**Explanatory note in case you're not already familiar with generic functions, methods, and method dispatch:** `plot`

is a "generic" function. When you run the `plot`

function, what it does depends on the type of object you pass to it. If you type `plot(mtcars)`

you'll get a scatterplot matrix. If you type `plot(lm(mpg ~ hp, data=mtcars))`

you'll get several diagnostic plots for a linear regression model. If you type `plot(ACF(m1))`

you'll get a plot of an autocorrelation function. And so on.

`plot`

does different things with each of these objects because each of them has a different `class`

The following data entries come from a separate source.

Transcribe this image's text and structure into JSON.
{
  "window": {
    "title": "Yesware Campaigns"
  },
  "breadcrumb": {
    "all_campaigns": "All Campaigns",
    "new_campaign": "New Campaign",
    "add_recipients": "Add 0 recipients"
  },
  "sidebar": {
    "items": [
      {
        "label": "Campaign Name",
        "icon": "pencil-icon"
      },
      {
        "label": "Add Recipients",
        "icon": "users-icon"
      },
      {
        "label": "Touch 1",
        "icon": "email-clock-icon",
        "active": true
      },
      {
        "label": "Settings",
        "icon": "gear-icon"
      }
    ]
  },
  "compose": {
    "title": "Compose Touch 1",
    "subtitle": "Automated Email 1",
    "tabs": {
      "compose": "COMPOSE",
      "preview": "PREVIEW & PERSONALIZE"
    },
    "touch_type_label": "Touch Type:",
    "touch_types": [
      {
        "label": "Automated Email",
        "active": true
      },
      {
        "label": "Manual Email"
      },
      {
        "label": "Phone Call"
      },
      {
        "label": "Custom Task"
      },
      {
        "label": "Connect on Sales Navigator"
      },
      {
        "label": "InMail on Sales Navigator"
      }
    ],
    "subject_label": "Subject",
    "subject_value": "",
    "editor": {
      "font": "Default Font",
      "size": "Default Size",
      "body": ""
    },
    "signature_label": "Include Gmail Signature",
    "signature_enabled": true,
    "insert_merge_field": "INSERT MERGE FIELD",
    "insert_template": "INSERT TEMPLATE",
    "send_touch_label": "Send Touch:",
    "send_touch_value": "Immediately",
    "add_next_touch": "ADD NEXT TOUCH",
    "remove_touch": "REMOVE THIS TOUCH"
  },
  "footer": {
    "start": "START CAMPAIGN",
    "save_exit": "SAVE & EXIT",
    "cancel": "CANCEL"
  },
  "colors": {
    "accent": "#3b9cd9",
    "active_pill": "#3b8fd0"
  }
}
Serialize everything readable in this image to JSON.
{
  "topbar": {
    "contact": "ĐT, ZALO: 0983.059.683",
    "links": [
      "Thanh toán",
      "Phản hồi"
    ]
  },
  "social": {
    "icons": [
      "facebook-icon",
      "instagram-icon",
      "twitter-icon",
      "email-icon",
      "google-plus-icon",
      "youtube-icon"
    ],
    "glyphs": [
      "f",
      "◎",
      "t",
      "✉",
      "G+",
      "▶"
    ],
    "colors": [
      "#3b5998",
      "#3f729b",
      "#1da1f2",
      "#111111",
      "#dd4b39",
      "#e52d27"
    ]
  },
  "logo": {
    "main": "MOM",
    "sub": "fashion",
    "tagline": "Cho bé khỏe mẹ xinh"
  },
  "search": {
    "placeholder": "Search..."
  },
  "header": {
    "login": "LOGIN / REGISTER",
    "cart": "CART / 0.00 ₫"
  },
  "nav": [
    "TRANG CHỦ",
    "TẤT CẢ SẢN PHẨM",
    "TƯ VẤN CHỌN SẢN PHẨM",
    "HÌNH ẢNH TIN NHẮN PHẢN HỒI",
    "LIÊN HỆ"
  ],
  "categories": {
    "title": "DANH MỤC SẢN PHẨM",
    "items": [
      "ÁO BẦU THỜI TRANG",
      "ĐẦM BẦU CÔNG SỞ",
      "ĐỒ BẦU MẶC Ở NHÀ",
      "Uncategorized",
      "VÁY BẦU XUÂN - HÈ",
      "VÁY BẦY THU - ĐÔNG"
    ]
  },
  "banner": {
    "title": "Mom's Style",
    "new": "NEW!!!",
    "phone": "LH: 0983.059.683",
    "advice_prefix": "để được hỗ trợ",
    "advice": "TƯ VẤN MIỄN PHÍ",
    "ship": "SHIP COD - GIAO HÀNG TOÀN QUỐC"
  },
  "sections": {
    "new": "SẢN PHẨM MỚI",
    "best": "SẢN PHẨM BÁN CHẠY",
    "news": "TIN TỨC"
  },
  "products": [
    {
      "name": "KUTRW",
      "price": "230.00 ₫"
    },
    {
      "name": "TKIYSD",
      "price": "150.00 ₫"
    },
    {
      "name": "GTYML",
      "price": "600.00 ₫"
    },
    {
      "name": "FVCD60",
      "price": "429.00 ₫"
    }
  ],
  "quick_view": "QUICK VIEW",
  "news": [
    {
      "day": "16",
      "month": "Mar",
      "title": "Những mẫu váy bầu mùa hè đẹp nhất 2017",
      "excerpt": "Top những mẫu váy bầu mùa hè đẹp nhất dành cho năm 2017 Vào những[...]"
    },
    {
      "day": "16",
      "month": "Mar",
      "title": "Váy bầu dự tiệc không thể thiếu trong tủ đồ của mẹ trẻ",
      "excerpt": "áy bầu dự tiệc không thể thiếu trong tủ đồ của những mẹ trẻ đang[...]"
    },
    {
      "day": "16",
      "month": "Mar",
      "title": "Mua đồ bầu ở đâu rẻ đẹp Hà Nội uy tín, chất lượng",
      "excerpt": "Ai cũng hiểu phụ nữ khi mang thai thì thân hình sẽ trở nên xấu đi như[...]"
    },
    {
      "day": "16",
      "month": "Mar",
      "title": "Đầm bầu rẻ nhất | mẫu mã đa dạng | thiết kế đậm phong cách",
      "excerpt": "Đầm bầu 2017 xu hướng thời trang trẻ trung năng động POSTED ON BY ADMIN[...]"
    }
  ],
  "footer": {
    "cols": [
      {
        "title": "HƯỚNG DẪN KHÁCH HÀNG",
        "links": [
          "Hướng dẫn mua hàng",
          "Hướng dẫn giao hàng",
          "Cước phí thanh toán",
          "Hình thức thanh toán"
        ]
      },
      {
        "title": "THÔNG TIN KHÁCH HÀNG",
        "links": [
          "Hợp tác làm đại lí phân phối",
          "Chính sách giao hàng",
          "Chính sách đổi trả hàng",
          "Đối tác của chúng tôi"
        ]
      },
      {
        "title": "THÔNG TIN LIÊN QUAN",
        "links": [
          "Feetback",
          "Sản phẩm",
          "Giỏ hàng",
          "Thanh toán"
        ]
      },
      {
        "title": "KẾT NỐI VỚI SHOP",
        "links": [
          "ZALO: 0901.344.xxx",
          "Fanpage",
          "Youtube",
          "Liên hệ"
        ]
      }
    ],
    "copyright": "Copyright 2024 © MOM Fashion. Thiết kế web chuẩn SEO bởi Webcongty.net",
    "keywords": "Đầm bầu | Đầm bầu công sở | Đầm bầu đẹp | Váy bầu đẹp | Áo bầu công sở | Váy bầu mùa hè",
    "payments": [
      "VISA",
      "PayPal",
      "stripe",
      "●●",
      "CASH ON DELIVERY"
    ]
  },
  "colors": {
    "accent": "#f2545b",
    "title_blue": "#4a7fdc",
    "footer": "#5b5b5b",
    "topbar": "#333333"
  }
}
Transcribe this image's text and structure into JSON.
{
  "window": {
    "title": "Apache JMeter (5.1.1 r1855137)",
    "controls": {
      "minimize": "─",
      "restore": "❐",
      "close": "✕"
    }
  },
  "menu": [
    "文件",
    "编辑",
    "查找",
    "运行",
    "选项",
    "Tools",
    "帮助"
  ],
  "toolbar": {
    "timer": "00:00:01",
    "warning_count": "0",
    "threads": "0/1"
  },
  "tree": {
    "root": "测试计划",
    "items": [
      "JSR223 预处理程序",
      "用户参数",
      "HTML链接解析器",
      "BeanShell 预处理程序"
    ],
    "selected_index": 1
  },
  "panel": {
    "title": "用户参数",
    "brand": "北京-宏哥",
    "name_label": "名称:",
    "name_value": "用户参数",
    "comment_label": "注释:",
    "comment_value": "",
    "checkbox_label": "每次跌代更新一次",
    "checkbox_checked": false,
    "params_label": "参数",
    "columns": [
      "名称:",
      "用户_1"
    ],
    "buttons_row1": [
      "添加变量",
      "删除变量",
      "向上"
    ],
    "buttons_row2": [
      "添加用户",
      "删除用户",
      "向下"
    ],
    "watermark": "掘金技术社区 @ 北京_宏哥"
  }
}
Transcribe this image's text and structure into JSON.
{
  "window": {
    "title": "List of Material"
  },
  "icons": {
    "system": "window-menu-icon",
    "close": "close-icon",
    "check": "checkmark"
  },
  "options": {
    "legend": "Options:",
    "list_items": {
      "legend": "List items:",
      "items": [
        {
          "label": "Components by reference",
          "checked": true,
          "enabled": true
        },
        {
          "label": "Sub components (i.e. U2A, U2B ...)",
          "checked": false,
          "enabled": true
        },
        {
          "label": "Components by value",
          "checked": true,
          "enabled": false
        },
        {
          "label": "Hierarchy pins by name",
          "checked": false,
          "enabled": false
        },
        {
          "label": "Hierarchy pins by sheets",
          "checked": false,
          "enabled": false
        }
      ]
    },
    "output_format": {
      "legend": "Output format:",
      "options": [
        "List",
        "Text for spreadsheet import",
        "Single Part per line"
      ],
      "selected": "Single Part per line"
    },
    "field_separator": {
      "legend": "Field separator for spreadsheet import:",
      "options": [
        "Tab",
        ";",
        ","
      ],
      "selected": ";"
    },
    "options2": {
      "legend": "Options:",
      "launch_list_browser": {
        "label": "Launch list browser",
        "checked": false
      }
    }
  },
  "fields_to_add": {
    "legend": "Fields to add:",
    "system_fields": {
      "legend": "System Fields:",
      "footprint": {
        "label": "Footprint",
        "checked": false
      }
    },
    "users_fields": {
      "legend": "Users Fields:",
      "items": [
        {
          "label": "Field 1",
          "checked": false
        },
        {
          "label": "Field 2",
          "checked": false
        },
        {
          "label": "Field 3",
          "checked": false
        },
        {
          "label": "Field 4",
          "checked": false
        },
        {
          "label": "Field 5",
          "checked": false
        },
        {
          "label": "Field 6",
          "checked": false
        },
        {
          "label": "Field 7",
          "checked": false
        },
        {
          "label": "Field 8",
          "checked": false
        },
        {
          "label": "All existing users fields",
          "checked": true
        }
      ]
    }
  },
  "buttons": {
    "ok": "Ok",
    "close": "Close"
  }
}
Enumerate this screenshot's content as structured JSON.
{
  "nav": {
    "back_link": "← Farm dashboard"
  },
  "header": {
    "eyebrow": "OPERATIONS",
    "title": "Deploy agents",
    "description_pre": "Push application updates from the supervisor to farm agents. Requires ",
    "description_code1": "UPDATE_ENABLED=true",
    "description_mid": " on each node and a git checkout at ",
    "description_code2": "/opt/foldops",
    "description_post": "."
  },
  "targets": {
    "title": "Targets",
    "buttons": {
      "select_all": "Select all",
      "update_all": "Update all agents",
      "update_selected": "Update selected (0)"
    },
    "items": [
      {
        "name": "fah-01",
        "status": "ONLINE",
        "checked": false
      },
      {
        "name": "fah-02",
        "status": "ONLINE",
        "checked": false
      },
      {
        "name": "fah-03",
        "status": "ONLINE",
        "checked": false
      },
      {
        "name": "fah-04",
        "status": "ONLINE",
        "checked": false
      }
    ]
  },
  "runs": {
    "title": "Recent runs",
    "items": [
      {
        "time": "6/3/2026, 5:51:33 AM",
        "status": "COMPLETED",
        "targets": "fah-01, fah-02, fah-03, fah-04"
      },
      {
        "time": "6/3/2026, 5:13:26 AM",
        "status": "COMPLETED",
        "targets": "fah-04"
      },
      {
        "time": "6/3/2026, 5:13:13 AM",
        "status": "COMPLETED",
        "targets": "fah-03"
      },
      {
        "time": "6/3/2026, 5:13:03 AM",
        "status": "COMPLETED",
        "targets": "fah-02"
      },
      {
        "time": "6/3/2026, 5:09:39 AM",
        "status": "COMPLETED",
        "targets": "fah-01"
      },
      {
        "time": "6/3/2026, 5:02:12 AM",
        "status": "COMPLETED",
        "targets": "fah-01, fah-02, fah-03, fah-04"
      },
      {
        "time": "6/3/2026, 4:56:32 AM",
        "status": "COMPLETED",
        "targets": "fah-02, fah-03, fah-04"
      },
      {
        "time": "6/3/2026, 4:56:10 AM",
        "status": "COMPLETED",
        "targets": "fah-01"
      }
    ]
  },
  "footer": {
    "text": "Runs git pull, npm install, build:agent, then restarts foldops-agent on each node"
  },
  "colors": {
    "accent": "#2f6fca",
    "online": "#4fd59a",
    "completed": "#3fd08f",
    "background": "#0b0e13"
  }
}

, specifically, "data.frame", "lm", and "ACF", respectively (for example, run `class(ACF(m1))`

. `plot`

itself just "dispatches" the appropriate "plot method" (the actual function that does the plotting) for each of these objects. To see what these methods are, run `methods(plot)`

. They'll all be called `plot.zzz`

where `zzz`

is the `class`

of the object.. For example, note that one of the functions is `plot.ACF`

. You can see the code for this function by typing `getAnywhere(plot.ACF)`

.